"The literary elite persist in dismissing Oprah and her readers ... (as) lowbrow, unworthy of serious attention," said Mark Hall, who teaches rhetoric and composition at Cal State Chico. "As a teacher, however, I struggle to engage my students in reading, and so I wonder if academics might learn something from Winfrey about how to tap into the interests of general readers. ... In my experience, the treatment of literature in the classroom often kills the joy of reading for many students. By contrast, Winfrey fosters the deeply felt pleasure that hooks readers and keeps them engaged."

So why do professors do this? Why do we focus on these arcane debates that don't really influence our work and understanding of the world? I could tell you several such stories in economics. In my lower-division courses we focus on three fundamental ideas -- a pedagogy I took from a lecture Russell Roberts gave many years ago -- of the assumption of self-interest, opportunity costs and marginal analysis. Master those, I tell them, and the rest is application. Yet our text books and lectures are filled with game theory and calculus and countless minutiae.

Why the need for so much complexity, in either economics or English?

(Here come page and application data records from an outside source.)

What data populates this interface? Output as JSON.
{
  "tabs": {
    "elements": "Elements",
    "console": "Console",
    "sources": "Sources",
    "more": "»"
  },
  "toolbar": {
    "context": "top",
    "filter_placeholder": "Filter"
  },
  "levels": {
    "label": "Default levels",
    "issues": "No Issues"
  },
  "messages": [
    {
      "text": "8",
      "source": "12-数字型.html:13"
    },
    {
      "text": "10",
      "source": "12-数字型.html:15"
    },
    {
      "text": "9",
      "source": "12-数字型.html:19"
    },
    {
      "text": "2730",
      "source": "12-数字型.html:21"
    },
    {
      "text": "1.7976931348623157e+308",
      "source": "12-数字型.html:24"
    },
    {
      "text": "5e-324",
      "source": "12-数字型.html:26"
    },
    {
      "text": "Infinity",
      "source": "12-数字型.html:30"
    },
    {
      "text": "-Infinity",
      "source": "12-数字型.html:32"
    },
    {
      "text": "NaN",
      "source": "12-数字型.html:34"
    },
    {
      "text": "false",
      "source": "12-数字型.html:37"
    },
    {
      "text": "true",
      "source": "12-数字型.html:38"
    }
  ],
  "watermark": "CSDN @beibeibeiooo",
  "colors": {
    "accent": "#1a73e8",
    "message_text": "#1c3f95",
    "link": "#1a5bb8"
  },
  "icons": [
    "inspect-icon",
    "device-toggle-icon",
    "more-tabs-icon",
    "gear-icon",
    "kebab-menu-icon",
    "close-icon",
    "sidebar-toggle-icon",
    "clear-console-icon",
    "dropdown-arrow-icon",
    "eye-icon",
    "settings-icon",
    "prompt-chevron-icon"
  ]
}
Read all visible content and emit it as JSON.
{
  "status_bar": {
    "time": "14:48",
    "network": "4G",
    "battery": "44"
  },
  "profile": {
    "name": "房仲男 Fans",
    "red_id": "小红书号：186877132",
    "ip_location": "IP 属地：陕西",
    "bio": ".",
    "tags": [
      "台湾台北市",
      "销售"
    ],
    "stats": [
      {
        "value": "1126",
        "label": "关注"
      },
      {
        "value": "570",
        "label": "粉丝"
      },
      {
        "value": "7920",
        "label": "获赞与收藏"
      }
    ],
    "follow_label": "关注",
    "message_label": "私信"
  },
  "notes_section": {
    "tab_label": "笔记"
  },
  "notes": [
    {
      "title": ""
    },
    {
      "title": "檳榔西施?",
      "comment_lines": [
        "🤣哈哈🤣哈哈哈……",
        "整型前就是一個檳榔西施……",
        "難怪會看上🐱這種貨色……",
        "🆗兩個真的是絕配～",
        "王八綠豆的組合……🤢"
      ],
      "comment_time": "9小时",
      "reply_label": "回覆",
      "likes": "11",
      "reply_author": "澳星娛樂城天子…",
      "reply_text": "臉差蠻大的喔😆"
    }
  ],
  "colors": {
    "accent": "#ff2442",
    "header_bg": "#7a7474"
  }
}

I feel a rant coming on, but I have to go now.

I hope Jack will post more on this.